BERKELEY, CA (UroToday.com) - Prostate cancer is an ideal disease to prevent or delay progression of because it is the second most common cancer in elderly men and the progression is generally gradual.
It is well known that the incidence of prostate cancer in Asian men is lower than that in Caucasians. In Asia, prostate-specific antigen (PSA) screening is currently under-utilized, however screening rates have been increasing in some Asian countries. Not surprisingly, regardless of lower rates of PSA screening in Japan, potential overtreatment for low grade tumor has already been observed. If PSA screening ratio rises, the number of patients diagnosed with low-risk cancer also rises, and consequently, the number of cancer interventions would also increase. These features clearly indicate that potential issues of overdiagnoses and overtreatment for low-risk prostate cancers seen in the US should also be considered in Asian countries.
Discussion of prostate cancer risk reduction by 5-alpha-reductase inhibitors has been limited to results of their use with Caucasian men. REDUCE was a 4-year international, multicenter, randomized, double-blind, placebo-controlled, parallel-group study with 42 participating countries. Our post-hoc analysis aimed to investigate whether the results for Asian subjects were in line with those of the overall population of primarily Caucasian men. Unfortunately the treatment differences did not reach statistical significance due to the small numbers of the Asian subpopulation. However, dutasteride seems to be effective for Asian men because of the consistent outcomes in the Asian subpopulation. First, similar trends in prostate cancer risk reduction were observed with less prostate cancer detected in dutasteride-treated men compared to placebo-treated men. Second, less tumor with low Gleason score was mainly observed in dutasteride-treated men. And finally, less detection of high-grade intraepithelial neoplasia (HG-PIN) or atypical small acinar proliferation (ASAP) was seen in the dutasteride group.
Additionally, our results provide some interesting insight into prostate cancer management in Asian counties. After 4 years, prostate cancer incidence in the placebo-treated men did not substantially differ among race. Japan was the only Asian country participating in the REDUCE study and approximately 40% of the Asian subpopulation were Japanese men. The remaining 60% were enrolled from non-Asian countries, mainly in the US. In other words, the majority of the Asian population seems to be Asian immigrants living in the Western countries. Therefore, it is natural that the cancer incidence in the placebo arm of the Asian subpopulation was near to that of the overall population. Rather, it is interesting that the incidence of Japanese men was also similar to that of the Asian subpopulation. Although we cannot reach a definitive conclusion from our results, Asian subjects who had the same levels of PSA might generally have a similar risk of developing prostate cancer compared with Caucasian.
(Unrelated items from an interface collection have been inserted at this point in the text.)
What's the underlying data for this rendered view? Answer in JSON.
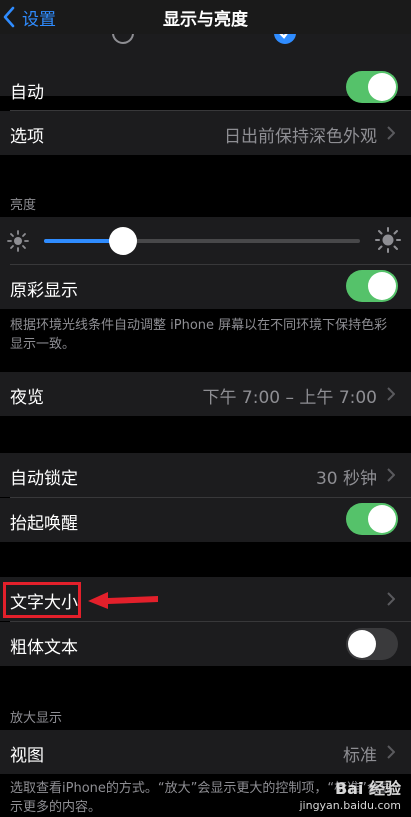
{
  "nav": {
    "back_label": "设置",
    "title": "显示与亮度"
  },
  "appearance": {
    "auto_label": "自动",
    "auto_on": true,
    "options_label": "选项",
    "options_value": "日出前保持深色外观"
  },
  "brightness": {
    "header": "亮度",
    "level": 0.25,
    "true_tone_label": "原彩显示",
    "true_tone_on": true,
    "footer": "根据环境光线条件自动调整 iPhone 屏幕以在不同环境下保持色彩显示一致。"
  },
  "night_shift": {
    "label": "夜览",
    "value": "下午 7:00 – 上午 7:00"
  },
  "lock": {
    "auto_lock_label": "自动锁定",
    "auto_lock_value": "30 秒钟",
    "raise_to_wake_label": "抬起唤醒",
    "raise_to_wake_on": true
  },
  "text": {
    "text_size_label": "文字大小",
    "bold_text_label": "粗体文本",
    "bold_text_on": false
  },
  "zoom": {
    "header": "放大显示",
    "view_label": "视图",
    "view_value": "标准",
    "footer": "选取查看iPhone的方式。“放大”会显示更大的控制项，“标准”会显示更多的内容。"
  },
  "watermark": {
    "line1": "Bai 经验",
    "line2": "jingyan.baidu.com"
  },
  "colors": {
    "accent": "#2f8cff",
    "toggle_on": "#55c26a",
    "highlight": "#e3202b"
  },
  "icons": [
    "chevron-left-icon",
    "chevron-right-icon",
    "sun-small-icon",
    "sun-large-icon",
    "red-arrow-icon"
  ]
}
In summary, the effects of dutasteride on reduction of the risk of developing future prostate cancer should be observed in the Asian population as well. Considering the recent increase of incidence and mortality of prostate cancer in Asian countries, our results could provide some valuable information for prostate cancer management in Asian men.
Hideyuki Akaza, MD as part of Beyond the Abstract on UroToday.com. This initiative offers a method of publishing for the professional urology community. Authors are given an opportunity to expand on the circumstances, limitations etc... of their research by referencing the published abstract.